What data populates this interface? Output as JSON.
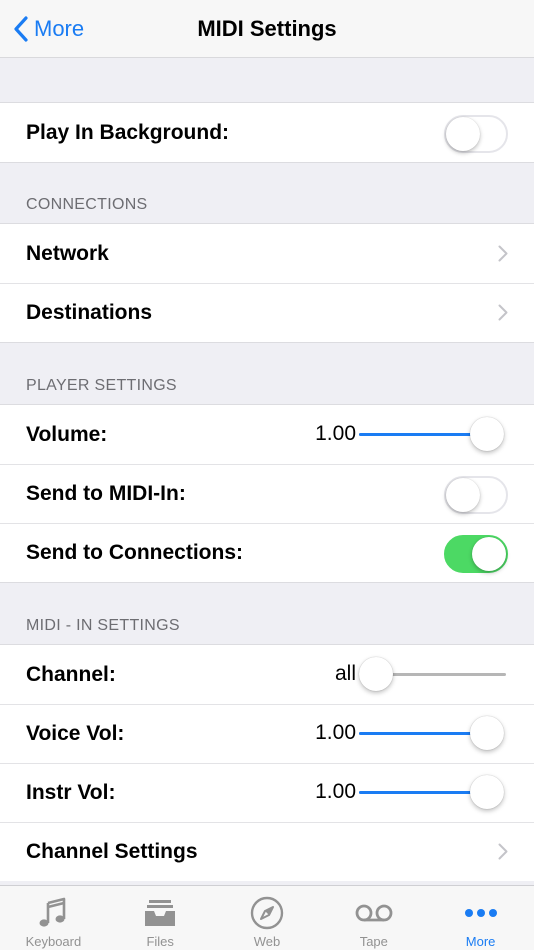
{
  "navbar": {
    "back_label": "More",
    "title": "MIDI Settings"
  },
  "general": {
    "play_in_background": {
      "label": "Play In Background:",
      "on": false
    }
  },
  "connections": {
    "header": "CONNECTIONS",
    "network_label": "Network",
    "destinations_label": "Destinations"
  },
  "player_settings": {
    "header": "PLAYER SETTINGS",
    "volume": {
      "label": "Volume:",
      "value_text": "1.00",
      "fraction": 1.0
    },
    "send_to_midi_in": {
      "label": "Send to MIDI-In:",
      "on": false
    },
    "send_to_connections": {
      "label": "Send to Connections:",
      "on": true
    }
  },
  "midi_in_settings": {
    "header": "MIDI - IN SETTINGS",
    "channel": {
      "label": "Channel:",
      "value_text": "all",
      "fraction": 0.0
    },
    "voice_vol": {
      "label": "Voice Vol:",
      "value_text": "1.00",
      "fraction": 1.0
    },
    "instr_vol": {
      "label": "Instr Vol:",
      "value_text": "1.00",
      "fraction": 1.0
    },
    "channel_settings_label": "Channel Settings"
  },
  "tabbar": {
    "active": "more",
    "tabs": [
      {
        "id": "keyboard",
        "label": "Keyboard",
        "icon": "music-note-icon"
      },
      {
        "id": "files",
        "label": "Files",
        "icon": "tray-icon"
      },
      {
        "id": "web",
        "label": "Web",
        "icon": "compass-icon"
      },
      {
        "id": "tape",
        "label": "Tape",
        "icon": "voicemail-tape-icon"
      },
      {
        "id": "more",
        "label": "More",
        "icon": "more-dots-icon"
      }
    ]
  },
  "colors": {
    "accent": "#1a7cf3",
    "toggle_on": "#4cd964",
    "background": "#efeff4",
    "secondary_text": "#6d6d72"
  }
}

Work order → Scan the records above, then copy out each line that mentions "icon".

Answer section →
        "icon": "music-note-icon"
        "icon": "tray-icon"
        "icon": "compass-icon"
        "icon": "voicemail-tape-icon"
        "icon": "more-dots-icon"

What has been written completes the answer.